(STORED DATA begins)

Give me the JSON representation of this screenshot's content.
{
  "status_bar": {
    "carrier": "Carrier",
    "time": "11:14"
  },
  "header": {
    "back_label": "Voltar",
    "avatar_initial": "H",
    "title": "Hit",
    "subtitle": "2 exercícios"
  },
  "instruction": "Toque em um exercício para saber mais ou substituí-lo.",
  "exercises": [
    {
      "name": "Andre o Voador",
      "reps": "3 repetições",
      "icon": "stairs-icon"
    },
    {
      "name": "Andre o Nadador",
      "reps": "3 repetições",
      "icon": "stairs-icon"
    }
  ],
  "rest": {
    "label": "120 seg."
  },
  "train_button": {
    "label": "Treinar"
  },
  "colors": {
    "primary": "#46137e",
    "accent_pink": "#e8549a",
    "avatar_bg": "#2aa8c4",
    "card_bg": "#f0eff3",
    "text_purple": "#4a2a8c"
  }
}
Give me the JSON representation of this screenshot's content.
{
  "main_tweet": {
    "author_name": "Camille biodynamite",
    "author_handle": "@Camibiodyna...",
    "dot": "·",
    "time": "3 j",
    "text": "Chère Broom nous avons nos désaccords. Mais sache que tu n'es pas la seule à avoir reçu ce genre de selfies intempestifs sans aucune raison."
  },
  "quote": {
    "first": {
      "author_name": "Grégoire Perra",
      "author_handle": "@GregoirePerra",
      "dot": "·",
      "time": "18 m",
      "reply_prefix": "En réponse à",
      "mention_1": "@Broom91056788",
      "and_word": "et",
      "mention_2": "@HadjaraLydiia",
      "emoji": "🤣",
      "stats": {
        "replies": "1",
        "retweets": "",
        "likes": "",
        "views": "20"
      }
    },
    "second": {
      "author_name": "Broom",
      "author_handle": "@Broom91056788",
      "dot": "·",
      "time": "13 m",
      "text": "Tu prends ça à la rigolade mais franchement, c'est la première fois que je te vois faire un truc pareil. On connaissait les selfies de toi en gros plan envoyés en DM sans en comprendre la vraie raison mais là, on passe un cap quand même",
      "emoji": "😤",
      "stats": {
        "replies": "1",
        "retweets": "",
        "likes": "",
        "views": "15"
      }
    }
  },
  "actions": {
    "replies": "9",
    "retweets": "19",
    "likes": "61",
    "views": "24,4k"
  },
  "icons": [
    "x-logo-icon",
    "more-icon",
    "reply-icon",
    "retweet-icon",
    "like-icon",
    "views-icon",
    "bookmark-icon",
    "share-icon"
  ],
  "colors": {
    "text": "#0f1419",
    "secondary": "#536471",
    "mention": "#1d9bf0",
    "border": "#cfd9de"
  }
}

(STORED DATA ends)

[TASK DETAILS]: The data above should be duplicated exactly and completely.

[TASK RESULT]:
Give me the JSON representation of this screenshot's content.
{
  "status_bar": {
    "carrier": "Carrier",
    "time": "11:14"
  },
  "header": {
    "back_label": "Voltar",
    "avatar_initial": "H",
    "title": "Hit",
    "subtitle": "2 exercícios"
  },
  "instruction": "Toque em um exercício para saber mais ou substituí-lo.",
  "exercises": [
    {
      "name": "Andre o Voador",
      "reps": "3 repetições",
      "icon": "stairs-icon"
    },
    {
      "name": "Andre o Nadador",
      "reps": "3 repetições",
      "icon": "stairs-icon"
    }
  ],
  "rest": {
    "label": "120 seg."
  },
  "train_button": {
    "label": "Treinar"
  },
  "colors": {
    "primary": "#46137e",
    "accent_pink": "#e8549a",
    "avatar_bg": "#2aa8c4",
    "card_bg": "#f0eff3",
    "text_purple": "#4a2a8c"
  }
}
Give me the JSON representation of this screenshot's content.
{
  "main_tweet": {
    "author_name": "Camille biodynamite",
    "author_handle": "@Camibiodyna...",
    "dot": "·",
    "time": "3 j",
    "text": "Chère Broom nous avons nos désaccords. Mais sache que tu n'es pas la seule à avoir reçu ce genre de selfies intempestifs sans aucune raison."
  },
  "quote": {
    "first": {
      "author_name": "Grégoire Perra",
      "author_handle": "@GregoirePerra",
      "dot": "·",
      "time": "18 m",
      "reply_prefix": "En réponse à",
      "mention_1": "@Broom91056788",
      "and_word": "et",
      "mention_2": "@HadjaraLydiia",
      "emoji": "🤣",
      "stats": {
        "replies": "1",
        "retweets": "",
        "likes": "",
        "views": "20"
      }
    },
    "second": {
      "author_name": "Broom",
      "author_handle": "@Broom91056788",
      "dot": "·",
      "time": "13 m",
      "text": "Tu prends ça à la rigolade mais franchement, c'est la première fois que je te vois faire un truc pareil. On connaissait les selfies de toi en gros plan envoyés en DM sans en comprendre la vraie raison mais là, on passe un cap quand même",
      "emoji": "😤",
      "stats": {
        "replies": "1",
        "retweets": "",
        "likes": "",
        "views": "15"
      }
    }
  },
  "actions": {
    "replies": "9",
    "retweets": "19",
    "likes": "61",
    "views": "24,4k"
  },
  "icons": [
    "x-logo-icon",
    "more-icon",
    "reply-icon",
    "retweet-icon",
    "like-icon",
    "views-icon",
    "bookmark-icon",
    "share-icon"
  ],
  "colors": {
    "text": "#0f1419",
    "secondary": "#536471",
    "mention": "#1d9bf0",
    "border": "#cfd9de"
  }
}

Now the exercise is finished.